§ **Prompt**
Copy out each line of the listing below in which the string "title" occurs.

[Opening Extracted records section]

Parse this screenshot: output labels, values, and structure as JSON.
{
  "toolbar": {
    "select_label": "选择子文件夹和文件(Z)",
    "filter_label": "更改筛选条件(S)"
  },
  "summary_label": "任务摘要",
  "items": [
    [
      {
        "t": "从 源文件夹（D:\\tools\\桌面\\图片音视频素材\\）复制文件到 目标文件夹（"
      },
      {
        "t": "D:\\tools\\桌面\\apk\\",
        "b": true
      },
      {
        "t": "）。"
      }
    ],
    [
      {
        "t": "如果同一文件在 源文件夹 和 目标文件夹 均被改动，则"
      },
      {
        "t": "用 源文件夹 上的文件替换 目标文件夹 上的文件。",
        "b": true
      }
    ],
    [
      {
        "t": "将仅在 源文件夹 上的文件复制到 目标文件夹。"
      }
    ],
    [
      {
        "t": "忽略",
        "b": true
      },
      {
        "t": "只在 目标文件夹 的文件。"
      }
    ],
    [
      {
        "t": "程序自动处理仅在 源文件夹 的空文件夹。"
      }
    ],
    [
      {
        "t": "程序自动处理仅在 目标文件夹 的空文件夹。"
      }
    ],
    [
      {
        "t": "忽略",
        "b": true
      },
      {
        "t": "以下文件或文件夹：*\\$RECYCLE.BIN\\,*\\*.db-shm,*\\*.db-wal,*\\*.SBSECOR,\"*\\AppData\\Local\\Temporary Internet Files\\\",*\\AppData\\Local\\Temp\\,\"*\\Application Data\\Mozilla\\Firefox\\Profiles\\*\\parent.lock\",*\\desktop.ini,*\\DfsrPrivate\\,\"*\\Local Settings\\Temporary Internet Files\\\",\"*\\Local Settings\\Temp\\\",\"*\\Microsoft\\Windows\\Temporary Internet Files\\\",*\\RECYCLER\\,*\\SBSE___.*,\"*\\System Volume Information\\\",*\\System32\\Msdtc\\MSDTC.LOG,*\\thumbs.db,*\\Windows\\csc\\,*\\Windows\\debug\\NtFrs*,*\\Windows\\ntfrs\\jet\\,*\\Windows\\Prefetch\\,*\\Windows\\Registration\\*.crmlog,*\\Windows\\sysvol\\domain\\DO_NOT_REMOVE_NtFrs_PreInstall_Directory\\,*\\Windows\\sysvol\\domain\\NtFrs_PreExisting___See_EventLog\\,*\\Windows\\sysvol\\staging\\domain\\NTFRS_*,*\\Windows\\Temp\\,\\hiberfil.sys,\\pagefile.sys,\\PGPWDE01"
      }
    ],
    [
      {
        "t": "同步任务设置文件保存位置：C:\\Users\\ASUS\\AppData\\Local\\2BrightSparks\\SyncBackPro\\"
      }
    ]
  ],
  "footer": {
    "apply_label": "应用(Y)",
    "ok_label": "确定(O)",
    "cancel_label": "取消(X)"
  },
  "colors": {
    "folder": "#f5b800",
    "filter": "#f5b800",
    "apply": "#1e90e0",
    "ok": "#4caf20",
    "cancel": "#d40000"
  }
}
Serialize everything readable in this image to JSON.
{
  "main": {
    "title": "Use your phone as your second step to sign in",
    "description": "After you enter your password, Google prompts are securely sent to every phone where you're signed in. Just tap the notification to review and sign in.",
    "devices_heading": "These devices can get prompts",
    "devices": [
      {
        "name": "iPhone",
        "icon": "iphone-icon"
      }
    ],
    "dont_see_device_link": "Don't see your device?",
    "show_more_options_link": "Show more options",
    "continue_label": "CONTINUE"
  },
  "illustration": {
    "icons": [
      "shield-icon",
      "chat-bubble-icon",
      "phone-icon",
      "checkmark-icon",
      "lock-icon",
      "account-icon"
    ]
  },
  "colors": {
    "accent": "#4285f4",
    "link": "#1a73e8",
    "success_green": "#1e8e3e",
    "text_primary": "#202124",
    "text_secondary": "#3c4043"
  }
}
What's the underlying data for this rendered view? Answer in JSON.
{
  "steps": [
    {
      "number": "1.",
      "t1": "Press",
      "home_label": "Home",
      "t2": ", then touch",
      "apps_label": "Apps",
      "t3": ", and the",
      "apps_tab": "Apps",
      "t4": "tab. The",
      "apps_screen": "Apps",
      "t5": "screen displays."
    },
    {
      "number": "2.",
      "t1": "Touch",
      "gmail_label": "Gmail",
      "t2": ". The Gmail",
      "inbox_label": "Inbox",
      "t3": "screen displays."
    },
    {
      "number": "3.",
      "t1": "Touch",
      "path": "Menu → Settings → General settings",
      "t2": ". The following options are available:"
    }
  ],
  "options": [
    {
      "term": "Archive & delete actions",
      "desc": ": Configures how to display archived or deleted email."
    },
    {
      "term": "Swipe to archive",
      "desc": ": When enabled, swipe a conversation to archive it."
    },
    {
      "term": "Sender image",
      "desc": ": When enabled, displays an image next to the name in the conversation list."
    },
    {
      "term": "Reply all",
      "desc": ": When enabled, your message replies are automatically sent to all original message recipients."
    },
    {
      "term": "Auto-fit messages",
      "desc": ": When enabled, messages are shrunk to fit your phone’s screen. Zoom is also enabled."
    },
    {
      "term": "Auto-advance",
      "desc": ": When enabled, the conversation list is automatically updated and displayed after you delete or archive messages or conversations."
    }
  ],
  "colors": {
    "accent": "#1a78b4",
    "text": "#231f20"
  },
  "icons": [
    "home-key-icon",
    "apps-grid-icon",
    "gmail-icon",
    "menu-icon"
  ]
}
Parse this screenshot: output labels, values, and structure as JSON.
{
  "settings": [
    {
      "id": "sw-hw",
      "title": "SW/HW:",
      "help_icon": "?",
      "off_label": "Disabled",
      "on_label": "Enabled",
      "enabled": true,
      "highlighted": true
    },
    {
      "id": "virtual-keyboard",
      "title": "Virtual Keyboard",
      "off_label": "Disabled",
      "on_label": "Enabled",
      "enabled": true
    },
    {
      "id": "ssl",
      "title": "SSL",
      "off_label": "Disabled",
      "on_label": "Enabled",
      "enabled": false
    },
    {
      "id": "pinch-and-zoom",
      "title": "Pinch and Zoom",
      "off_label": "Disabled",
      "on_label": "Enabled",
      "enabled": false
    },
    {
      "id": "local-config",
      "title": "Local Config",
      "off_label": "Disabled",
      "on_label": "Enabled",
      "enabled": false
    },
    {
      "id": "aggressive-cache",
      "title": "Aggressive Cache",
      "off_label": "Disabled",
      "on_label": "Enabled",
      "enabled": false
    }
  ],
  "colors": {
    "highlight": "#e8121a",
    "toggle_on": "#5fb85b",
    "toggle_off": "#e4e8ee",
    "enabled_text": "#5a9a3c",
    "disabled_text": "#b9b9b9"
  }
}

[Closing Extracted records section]

§ **Answer box**
    "title": "Use your phone as your second step to sign in",
      "title": "SW/HW:",
      "title": "Virtual Keyboard",
      "title": "SSL",
      "title": "Pinch and Zoom",
      "title": "Local Config",
      "title": "Aggressive Cache",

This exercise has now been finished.